Jollie's Cumberland Guide & Directory 1811, Part 2
Face of the Country to Bowness - 14 Miles.
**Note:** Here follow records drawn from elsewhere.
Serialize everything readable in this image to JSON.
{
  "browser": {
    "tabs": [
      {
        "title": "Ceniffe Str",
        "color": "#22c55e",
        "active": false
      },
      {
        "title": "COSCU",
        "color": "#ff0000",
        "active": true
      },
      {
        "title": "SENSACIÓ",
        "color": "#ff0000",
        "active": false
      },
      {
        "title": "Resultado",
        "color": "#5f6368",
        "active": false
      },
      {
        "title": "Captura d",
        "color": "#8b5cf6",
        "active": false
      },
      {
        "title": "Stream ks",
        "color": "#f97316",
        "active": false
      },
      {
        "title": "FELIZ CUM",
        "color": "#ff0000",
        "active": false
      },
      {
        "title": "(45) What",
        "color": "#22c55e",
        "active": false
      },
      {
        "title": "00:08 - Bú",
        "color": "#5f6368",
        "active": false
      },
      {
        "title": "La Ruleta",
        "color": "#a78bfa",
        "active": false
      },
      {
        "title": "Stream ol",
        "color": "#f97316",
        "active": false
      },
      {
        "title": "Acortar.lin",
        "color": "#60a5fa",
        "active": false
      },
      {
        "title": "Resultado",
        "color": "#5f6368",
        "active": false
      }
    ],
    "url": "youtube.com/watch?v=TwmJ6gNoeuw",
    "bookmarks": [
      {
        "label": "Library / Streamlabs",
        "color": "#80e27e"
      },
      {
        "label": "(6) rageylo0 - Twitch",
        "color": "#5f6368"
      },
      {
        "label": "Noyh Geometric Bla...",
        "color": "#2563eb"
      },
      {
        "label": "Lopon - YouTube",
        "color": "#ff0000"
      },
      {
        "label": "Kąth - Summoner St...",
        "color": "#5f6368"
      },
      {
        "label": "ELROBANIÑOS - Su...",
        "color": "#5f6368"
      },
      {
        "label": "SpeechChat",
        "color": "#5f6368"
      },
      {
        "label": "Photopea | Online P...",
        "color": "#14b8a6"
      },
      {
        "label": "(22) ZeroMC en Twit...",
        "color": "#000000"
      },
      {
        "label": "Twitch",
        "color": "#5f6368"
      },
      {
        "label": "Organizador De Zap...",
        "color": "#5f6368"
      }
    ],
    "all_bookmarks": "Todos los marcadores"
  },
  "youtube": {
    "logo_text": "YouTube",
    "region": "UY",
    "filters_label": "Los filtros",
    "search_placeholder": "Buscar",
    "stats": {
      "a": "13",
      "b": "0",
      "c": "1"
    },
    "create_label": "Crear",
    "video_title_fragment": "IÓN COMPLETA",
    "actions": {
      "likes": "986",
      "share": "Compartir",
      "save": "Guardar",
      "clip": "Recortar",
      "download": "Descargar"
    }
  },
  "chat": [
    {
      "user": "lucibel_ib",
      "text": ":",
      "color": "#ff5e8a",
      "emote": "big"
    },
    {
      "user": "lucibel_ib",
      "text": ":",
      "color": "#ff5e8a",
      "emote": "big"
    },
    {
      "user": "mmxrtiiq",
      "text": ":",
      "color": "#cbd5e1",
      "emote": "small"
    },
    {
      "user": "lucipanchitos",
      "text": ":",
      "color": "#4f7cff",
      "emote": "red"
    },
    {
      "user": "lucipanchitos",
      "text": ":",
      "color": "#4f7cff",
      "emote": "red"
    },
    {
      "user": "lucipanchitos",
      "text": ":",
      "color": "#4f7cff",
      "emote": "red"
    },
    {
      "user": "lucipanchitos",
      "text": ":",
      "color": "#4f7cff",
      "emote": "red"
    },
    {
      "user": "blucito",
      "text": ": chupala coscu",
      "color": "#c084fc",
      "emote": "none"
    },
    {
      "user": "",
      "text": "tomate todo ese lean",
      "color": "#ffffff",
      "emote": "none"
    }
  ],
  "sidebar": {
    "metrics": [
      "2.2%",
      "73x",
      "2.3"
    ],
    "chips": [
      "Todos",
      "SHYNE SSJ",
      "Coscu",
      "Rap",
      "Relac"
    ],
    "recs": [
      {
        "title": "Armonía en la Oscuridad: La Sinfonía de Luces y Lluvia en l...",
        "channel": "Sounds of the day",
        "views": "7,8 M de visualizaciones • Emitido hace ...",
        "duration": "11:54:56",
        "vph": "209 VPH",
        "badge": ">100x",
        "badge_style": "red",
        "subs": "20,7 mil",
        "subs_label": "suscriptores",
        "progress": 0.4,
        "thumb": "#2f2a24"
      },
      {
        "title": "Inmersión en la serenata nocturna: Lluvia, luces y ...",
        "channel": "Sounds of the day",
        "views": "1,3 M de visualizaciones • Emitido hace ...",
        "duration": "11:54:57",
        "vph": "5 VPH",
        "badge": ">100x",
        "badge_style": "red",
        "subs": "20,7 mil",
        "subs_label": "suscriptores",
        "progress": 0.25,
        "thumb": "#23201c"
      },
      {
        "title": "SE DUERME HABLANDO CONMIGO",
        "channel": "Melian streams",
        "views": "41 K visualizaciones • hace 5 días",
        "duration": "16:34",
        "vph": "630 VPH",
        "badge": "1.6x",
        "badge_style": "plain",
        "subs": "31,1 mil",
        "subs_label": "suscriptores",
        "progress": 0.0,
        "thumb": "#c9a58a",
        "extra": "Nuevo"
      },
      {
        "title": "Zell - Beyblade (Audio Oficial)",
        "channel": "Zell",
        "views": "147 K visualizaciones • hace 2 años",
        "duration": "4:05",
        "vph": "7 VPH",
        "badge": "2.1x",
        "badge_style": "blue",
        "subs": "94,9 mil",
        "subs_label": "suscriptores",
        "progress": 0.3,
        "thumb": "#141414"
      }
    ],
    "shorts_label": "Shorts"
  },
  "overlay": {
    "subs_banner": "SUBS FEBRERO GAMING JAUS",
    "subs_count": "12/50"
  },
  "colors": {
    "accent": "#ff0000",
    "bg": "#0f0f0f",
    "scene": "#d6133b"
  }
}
We again return to Carlisle, and proceed to Bowness. At Newtown, Henry Fawcett, Esq. has built a mansion upon his lately-purchased estate of Cowdale Hall1, upon the right; and on the left is another neat house and elegant garden, now occupied by John Forster, Esq. also the property of Mr. Fawcett. We pass Knockupward2 and Grinsdale on the right, in view of Etterby, Ann's-hill, and Stainton, pleasantly situated on the north bank of the river Eden, Kingmoor, Cargo, and Cargo-hill, all on the road to Rockliff, mentioned in our first part; King-garth, formerly a noted salmon fishery on the Eden, is adjoining. - We now pass through Kirkandrews, where Mr. John Norman has collected some Roman antiquities, a gentleman who has given us much valuable information. We then go through the pleasant church-village of Beaumont to Sandsfield, the port of Carlisle3, adjoining to Burgh marsh, an extensive and valuable grazing ground, but the sea, within these few years, has made rapid depredations on it; which in an equal proportion encreases Rockliff marsh on the opposite side. Burgh marsh is the place where King Edward I. died in an excursion against the Scots in 1307. A square pillar was erected to his memory by the Duke of Norfolk in 1683; which, after inclining to one side for many years, fell down in 1795. The Earl of Lonsdale, the present Lord of the Barony of Burgh, has lately erected another monument in the same place, of the same size and form, but with a variation of the inscription.
We pass Burgh, Longburgh, Dykesfield, Boustead-hill, Easton, Drumburgh, Glasson, and arrive at Bowness, where are extensive fishings both in salmon, and white fish. On the opposite Scotch coast are Seafield, Dornock, and Annan. In this Parish, an extensive waste has been brought into cultivation; so that the last year tolerable crops were produced by Mr. Thomas Satterthwaite, on ground which previously was not worth one shilling per acre.
Jollie's Cumberland Guide & Directory 1811
1. Coldale, or Coledale Hall.
2. Now Knockupworth.
3. This was before the time of Port Carlisle, and the canal which linked it with Carlisle; construction commenced in 1819. There are still the remains of small wooden quays to be seen in the river at Sandsfield.
29 April 2008
© Steve Bulman